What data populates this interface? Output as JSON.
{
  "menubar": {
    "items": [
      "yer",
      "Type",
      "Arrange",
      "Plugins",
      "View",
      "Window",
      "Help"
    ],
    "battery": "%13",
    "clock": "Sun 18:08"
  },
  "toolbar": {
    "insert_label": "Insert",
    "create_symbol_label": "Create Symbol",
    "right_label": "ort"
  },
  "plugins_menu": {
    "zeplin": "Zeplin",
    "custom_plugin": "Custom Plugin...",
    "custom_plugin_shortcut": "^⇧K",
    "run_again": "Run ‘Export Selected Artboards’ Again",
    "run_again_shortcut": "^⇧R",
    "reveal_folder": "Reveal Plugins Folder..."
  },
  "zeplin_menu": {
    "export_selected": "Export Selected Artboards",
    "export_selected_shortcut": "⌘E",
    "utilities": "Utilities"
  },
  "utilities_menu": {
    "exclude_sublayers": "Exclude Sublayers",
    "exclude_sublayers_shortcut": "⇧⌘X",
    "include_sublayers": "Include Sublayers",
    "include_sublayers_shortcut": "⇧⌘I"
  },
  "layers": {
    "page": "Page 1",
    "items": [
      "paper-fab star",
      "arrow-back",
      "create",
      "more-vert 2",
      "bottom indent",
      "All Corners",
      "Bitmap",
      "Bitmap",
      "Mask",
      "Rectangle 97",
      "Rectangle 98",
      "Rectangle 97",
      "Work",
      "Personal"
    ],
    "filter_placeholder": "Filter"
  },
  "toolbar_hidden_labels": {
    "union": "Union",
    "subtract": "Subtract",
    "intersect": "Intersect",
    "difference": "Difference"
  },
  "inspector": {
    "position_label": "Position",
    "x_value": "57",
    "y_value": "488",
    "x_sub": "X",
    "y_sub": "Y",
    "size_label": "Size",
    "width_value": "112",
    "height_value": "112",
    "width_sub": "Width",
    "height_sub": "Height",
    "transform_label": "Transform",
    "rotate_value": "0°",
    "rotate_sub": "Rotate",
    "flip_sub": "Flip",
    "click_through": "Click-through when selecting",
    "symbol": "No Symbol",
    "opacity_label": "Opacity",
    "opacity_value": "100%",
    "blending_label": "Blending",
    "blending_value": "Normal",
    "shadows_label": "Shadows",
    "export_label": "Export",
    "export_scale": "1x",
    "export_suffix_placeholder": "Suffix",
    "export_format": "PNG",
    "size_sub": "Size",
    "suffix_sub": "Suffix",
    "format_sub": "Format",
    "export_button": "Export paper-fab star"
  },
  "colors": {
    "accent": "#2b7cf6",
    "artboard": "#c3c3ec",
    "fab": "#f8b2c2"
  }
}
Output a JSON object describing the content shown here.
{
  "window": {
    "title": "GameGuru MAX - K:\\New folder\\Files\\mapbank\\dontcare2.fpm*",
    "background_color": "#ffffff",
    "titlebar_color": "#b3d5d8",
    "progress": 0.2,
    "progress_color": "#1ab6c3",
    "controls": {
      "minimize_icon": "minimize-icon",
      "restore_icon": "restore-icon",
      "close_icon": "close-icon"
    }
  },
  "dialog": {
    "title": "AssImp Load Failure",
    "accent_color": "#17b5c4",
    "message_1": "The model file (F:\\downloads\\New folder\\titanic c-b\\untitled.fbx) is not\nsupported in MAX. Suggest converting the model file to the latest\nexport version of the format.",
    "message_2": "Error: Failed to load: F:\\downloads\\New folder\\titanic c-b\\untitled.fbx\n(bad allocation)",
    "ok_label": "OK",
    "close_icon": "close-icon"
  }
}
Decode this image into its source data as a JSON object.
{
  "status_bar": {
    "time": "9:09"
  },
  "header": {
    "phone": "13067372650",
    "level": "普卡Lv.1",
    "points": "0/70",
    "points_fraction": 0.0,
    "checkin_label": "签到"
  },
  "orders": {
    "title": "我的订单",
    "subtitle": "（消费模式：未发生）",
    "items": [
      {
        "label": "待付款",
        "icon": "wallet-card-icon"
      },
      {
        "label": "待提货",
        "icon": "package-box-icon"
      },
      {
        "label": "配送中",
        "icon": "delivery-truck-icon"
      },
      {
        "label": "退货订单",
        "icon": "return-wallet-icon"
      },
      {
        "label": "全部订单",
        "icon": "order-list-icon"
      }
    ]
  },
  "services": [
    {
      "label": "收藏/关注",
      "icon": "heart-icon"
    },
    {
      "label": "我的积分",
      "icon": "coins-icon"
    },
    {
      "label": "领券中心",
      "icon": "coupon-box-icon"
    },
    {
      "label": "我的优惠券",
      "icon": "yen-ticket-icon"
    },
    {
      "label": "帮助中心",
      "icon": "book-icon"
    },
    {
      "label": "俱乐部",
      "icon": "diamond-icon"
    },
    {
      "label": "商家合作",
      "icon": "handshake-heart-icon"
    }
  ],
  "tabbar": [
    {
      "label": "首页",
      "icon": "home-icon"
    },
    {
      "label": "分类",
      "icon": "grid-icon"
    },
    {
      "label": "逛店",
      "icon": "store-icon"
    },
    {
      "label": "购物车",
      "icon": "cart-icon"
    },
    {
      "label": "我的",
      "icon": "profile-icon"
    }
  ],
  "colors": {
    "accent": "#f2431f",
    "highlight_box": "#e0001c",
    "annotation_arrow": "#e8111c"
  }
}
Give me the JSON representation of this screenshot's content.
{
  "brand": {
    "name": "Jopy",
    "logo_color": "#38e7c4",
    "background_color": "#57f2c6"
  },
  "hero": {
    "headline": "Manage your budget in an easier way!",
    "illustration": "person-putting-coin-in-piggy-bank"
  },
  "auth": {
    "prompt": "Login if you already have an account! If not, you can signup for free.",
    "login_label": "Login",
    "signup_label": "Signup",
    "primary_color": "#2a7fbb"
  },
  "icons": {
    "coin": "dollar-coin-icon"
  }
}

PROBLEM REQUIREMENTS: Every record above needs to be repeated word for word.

ANSWER SPACE:
What data populates this interface? Output as JSON.
{
  "menubar": {
    "items": [
      "yer",
      "Type",
      "Arrange",
      "Plugins",
      "View",
      "Window",
      "Help"
    ],
    "battery": "%13",
    "clock": "Sun 18:08"
  },
  "toolbar": {
    "insert_label": "Insert",
    "create_symbol_label": "Create Symbol",
    "right_label": "ort"
  },
  "plugins_menu": {
    "zeplin": "Zeplin",
    "custom_plugin": "Custom Plugin...",
    "custom_plugin_shortcut": "^⇧K",
    "run_again": "Run ‘Export Selected Artboards’ Again",
    "run_again_shortcut": "^⇧R",
    "reveal_folder": "Reveal Plugins Folder..."
  },
  "zeplin_menu": {
    "export_selected": "Export Selected Artboards",
    "export_selected_shortcut": "⌘E",
    "utilities": "Utilities"
  },
  "utilities_menu": {
    "exclude_sublayers": "Exclude Sublayers",
    "exclude_sublayers_shortcut": "⇧⌘X",
    "include_sublayers": "Include Sublayers",
    "include_sublayers_shortcut": "⇧⌘I"
  },
  "layers": {
    "page": "Page 1",
    "items": [
      "paper-fab star",
      "arrow-back",
      "create",
      "more-vert 2",
      "bottom indent",
      "All Corners",
      "Bitmap",
      "Bitmap",
      "Mask",
      "Rectangle 97",
      "Rectangle 98",
      "Rectangle 97",
      "Work",
      "Personal"
    ],
    "filter_placeholder": "Filter"
  },
  "toolbar_hidden_labels": {
    "union": "Union",
    "subtract": "Subtract",
    "intersect": "Intersect",
    "difference": "Difference"
  },
  "inspector": {
    "position_label": "Position",
    "x_value": "57",
    "y_value": "488",
    "x_sub": "X",
    "y_sub": "Y",
    "size_label": "Size",
    "width_value": "112",
    "height_value": "112",
    "width_sub": "Width",
    "height_sub": "Height",
    "transform_label": "Transform",
    "rotate_value": "0°",
    "rotate_sub": "Rotate",
    "flip_sub": "Flip",
    "click_through": "Click-through when selecting",
    "symbol": "No Symbol",
    "opacity_label": "Opacity",
    "opacity_value": "100%",
    "blending_label": "Blending",
    "blending_value": "Normal",
    "shadows_label": "Shadows",
    "export_label": "Export",
    "export_scale": "1x",
    "export_suffix_placeholder": "Suffix",
    "export_format": "PNG",
    "size_sub": "Size",
    "suffix_sub": "Suffix",
    "format_sub": "Format",
    "export_button": "Export paper-fab star"
  },
  "colors": {
    "accent": "#2b7cf6",
    "artboard": "#c3c3ec",
    "fab": "#f8b2c2"
  }
}
Output a JSON object describing the content shown here.
{
  "window": {
    "title": "GameGuru MAX - K:\\New folder\\Files\\mapbank\\dontcare2.fpm*",
    "background_color": "#ffffff",
    "titlebar_color": "#b3d5d8",
    "progress": 0.2,
    "progress_color": "#1ab6c3",
    "controls": {
      "minimize_icon": "minimize-icon",
      "restore_icon": "restore-icon",
      "close_icon": "close-icon"
    }
  },
  "dialog": {
    "title": "AssImp Load Failure",
    "accent_color": "#17b5c4",
    "message_1": "The model file (F:\\downloads\\New folder\\titanic c-b\\untitled.fbx) is not\nsupported in MAX. Suggest converting the model file to the latest\nexport version of the format.",
    "message_2": "Error: Failed to load: F:\\downloads\\New folder\\titanic c-b\\untitled.fbx\n(bad allocation)",
    "ok_label": "OK",
    "close_icon": "close-icon"
  }
}
Decode this image into its source data as a JSON object.
{
  "status_bar": {
    "time": "9:09"
  },
  "header": {
    "phone": "13067372650",
    "level": "普卡Lv.1",
    "points": "0/70",
    "points_fraction": 0.0,
    "checkin_label": "签到"
  },
  "orders": {
    "title": "我的订单",
    "subtitle": "（消费模式：未发生）",
    "items": [
      {
        "label": "待付款",
        "icon": "wallet-card-icon"
      },
      {
        "label": "待提货",
        "icon": "package-box-icon"
      },
      {
        "label": "配送中",
        "icon": "delivery-truck-icon"
      },
      {
        "label": "退货订单",
        "icon": "return-wallet-icon"
      },
      {
        "label": "全部订单",
        "icon": "order-list-icon"
      }
    ]
  },
  "services": [
    {
      "label": "收藏/关注",
      "icon": "heart-icon"
    },
    {
      "label": "我的积分",
      "icon": "coins-icon"
    },
    {
      "label": "领券中心",
      "icon": "coupon-box-icon"
    },
    {
      "label": "我的优惠券",
      "icon": "yen-ticket-icon"
    },
    {
      "label": "帮助中心",
      "icon": "book-icon"
    },
    {
      "label": "俱乐部",
      "icon": "diamond-icon"
    },
    {
      "label": "商家合作",
      "icon": "handshake-heart-icon"
    }
  ],
  "tabbar": [
    {
      "label": "首页",
      "icon": "home-icon"
    },
    {
      "label": "分类",
      "icon": "grid-icon"
    },
    {
      "label": "逛店",
      "icon": "store-icon"
    },
    {
      "label": "购物车",
      "icon": "cart-icon"
    },
    {
      "label": "我的",
      "icon": "profile-icon"
    }
  ],
  "colors": {
    "accent": "#f2431f",
    "highlight_box": "#e0001c",
    "annotation_arrow": "#e8111c"
  }
}
Give me the JSON representation of this screenshot's content.
{
  "brand": {
    "name": "Jopy",
    "logo_color": "#38e7c4",
    "background_color": "#57f2c6"
  },
  "hero": {
    "headline": "Manage your budget in an easier way!",
    "illustration": "person-putting-coin-in-piggy-bank"
  },
  "auth": {
    "prompt": "Login if you already have an account! If not, you can signup for free.",
    "login_label": "Login",
    "signup_label": "Signup",
    "primary_color": "#2a7fbb"
  },
  "icons": {
    "coin": "dollar-coin-icon"
  }
}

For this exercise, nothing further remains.